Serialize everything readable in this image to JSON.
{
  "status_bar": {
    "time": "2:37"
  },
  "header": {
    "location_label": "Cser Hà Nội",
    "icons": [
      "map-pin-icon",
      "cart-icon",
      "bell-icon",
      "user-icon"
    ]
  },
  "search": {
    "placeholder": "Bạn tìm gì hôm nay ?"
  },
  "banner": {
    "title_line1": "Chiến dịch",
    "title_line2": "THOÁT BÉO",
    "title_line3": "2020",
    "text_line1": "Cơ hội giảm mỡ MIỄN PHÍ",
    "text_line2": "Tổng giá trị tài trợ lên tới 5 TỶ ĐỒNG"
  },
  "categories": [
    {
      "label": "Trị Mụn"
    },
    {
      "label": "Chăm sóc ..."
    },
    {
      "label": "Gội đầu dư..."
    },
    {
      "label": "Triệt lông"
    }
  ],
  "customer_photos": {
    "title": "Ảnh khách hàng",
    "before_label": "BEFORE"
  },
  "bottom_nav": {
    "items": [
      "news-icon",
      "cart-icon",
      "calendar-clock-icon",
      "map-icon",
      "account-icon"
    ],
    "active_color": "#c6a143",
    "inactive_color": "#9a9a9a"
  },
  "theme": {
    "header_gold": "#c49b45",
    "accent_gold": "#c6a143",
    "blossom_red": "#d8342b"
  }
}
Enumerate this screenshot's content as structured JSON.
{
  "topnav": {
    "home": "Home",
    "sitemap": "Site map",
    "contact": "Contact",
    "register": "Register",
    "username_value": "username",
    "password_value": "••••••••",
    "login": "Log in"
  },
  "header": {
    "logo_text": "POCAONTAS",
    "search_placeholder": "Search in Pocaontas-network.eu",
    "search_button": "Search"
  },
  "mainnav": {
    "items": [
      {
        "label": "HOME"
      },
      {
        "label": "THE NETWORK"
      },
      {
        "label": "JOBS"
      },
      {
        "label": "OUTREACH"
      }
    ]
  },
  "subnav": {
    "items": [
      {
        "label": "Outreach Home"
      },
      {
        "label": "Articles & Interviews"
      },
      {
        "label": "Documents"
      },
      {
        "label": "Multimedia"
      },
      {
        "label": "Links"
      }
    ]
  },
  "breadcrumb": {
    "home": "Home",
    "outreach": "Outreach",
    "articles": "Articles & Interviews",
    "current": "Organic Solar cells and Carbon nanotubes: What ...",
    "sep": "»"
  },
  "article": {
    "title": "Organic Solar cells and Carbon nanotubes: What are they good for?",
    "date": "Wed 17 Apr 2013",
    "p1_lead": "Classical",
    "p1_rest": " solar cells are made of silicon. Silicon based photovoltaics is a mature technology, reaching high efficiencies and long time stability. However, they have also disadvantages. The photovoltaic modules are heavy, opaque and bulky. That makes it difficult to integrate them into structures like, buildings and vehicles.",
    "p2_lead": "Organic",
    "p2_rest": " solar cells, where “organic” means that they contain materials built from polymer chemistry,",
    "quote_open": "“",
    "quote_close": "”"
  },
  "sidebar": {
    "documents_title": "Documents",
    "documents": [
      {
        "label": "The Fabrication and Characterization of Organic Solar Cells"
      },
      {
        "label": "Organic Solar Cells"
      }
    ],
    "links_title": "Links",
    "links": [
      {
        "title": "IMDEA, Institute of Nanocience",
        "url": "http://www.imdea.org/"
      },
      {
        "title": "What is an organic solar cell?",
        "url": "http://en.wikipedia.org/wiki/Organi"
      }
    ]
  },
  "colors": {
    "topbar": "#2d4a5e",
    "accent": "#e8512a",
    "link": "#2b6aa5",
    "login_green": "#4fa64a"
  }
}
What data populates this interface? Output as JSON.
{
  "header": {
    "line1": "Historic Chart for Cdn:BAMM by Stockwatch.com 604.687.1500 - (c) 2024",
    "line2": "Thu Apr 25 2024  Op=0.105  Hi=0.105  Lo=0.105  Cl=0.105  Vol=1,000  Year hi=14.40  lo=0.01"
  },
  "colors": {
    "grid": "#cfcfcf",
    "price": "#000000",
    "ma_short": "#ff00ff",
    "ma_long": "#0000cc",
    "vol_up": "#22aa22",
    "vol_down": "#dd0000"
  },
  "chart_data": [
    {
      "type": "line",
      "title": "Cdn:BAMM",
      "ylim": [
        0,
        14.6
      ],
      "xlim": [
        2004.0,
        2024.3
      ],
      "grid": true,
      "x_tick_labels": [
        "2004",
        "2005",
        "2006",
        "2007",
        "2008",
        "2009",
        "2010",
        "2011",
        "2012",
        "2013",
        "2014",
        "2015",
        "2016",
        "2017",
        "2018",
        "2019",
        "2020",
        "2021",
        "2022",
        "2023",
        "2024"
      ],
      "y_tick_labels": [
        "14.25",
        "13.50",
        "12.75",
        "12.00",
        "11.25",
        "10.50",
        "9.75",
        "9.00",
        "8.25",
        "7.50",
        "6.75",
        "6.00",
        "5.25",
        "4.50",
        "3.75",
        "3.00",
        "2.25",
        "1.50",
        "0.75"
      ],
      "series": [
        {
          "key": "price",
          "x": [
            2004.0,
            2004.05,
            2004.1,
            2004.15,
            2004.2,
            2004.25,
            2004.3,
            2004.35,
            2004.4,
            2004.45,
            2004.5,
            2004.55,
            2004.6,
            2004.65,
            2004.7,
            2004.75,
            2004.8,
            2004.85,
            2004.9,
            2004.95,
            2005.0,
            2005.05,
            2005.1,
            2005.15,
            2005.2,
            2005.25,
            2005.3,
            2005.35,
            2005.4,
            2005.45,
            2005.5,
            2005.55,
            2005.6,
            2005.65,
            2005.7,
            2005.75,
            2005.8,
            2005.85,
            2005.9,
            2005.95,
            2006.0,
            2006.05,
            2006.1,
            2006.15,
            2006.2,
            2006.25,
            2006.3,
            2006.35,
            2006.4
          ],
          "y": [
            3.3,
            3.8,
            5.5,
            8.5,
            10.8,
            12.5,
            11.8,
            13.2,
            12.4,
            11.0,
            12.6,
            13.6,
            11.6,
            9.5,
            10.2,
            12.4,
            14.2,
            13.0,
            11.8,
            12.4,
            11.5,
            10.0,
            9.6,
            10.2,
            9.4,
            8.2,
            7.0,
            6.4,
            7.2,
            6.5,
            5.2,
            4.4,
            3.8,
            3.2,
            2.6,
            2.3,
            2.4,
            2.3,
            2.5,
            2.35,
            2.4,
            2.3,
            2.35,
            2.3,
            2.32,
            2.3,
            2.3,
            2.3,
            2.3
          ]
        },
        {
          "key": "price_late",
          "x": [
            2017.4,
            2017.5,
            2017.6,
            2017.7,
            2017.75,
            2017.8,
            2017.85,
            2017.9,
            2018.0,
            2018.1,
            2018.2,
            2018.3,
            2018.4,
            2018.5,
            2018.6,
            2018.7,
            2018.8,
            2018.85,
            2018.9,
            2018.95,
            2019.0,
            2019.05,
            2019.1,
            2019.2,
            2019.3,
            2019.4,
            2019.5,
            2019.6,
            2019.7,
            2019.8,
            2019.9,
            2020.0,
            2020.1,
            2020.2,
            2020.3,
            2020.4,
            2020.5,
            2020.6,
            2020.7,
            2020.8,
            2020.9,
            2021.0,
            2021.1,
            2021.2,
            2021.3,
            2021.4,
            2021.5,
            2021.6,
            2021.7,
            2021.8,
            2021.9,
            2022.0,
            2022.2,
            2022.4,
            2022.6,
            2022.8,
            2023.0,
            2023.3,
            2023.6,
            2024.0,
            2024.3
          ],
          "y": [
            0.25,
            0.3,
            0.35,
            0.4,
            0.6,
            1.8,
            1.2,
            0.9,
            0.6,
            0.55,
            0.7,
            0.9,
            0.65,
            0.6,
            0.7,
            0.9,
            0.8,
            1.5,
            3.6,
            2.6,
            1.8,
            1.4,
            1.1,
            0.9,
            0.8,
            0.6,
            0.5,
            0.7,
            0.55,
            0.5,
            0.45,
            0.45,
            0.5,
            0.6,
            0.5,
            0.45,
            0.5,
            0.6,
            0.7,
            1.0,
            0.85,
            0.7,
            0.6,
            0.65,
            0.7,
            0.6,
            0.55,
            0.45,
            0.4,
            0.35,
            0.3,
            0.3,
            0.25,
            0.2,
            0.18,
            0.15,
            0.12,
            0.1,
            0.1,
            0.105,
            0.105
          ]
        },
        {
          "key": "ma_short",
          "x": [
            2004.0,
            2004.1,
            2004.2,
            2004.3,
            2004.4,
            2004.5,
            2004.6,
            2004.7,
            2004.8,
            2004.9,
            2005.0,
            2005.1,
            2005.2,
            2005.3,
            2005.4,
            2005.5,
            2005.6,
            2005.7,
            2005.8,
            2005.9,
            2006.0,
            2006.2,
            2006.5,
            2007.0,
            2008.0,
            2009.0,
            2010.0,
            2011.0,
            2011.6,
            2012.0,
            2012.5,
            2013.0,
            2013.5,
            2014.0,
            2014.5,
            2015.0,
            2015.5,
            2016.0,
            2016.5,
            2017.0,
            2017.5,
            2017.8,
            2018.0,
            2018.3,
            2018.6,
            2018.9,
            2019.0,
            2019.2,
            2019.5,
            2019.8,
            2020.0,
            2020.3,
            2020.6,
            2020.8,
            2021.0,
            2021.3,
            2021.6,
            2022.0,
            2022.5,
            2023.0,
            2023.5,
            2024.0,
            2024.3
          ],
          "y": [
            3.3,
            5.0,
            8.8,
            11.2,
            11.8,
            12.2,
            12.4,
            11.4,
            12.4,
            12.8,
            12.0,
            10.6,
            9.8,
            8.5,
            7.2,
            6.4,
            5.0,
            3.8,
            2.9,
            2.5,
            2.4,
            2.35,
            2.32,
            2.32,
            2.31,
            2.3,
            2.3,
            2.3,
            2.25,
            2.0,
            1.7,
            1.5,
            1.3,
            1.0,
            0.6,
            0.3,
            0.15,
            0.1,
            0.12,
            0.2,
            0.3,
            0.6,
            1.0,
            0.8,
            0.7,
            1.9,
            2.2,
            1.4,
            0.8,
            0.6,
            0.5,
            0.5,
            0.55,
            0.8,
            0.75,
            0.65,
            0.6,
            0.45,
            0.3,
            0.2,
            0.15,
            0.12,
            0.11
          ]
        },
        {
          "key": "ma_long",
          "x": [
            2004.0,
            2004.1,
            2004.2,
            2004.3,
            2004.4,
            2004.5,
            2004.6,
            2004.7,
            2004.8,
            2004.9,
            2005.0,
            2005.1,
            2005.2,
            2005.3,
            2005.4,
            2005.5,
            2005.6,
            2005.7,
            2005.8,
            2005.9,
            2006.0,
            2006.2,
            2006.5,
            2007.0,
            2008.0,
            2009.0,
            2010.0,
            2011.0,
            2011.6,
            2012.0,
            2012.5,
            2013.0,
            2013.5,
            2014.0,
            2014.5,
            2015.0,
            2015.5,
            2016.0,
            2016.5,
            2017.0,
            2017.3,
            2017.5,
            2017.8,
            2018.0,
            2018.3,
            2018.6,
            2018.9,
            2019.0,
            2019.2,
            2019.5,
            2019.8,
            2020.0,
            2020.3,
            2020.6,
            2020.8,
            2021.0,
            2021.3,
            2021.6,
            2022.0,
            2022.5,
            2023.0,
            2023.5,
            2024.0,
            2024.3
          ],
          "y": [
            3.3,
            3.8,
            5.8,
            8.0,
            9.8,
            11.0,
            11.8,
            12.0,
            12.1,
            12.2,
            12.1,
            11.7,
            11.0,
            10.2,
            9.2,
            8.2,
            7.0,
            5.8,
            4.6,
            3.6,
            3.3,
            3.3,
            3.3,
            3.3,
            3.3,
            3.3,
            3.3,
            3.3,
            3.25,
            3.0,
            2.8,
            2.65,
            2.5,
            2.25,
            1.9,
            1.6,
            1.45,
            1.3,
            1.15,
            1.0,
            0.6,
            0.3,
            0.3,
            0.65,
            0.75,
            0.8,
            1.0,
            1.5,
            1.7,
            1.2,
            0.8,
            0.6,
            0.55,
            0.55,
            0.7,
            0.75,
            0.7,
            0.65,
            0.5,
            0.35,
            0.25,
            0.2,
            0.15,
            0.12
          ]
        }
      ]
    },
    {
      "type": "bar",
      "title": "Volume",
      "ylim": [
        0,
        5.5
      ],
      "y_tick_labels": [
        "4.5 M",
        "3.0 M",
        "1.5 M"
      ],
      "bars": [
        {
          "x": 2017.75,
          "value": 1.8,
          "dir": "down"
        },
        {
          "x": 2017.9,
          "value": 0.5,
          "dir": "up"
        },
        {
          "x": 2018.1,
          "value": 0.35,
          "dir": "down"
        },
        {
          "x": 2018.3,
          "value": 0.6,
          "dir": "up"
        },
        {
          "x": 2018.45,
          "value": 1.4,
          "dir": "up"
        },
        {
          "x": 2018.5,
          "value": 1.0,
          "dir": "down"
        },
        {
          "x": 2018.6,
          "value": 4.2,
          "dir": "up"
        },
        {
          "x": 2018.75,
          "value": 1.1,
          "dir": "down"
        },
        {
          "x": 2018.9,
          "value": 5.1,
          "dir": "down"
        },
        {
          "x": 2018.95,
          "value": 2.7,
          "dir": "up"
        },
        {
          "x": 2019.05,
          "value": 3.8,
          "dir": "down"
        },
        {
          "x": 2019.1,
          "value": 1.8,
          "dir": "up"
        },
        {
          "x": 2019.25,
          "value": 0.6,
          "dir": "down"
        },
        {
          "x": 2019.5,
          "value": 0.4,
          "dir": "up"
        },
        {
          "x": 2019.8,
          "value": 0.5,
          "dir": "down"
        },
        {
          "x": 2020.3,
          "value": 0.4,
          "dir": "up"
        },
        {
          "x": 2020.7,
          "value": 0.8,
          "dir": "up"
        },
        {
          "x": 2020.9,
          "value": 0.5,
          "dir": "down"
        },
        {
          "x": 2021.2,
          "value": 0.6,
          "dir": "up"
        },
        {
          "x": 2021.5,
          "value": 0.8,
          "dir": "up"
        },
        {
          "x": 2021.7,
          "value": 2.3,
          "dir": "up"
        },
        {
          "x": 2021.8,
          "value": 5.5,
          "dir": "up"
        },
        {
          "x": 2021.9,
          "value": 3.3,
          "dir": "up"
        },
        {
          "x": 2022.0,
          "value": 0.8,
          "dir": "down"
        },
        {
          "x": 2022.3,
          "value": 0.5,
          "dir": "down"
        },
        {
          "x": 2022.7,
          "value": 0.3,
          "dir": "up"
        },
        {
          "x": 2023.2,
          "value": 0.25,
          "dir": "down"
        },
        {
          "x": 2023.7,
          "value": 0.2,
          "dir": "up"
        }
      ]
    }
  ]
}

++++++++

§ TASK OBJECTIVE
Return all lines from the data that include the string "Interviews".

§ EXPECTED OUTPUT
        "label": "Articles & Interviews"
    "articles": "Articles & Interviews",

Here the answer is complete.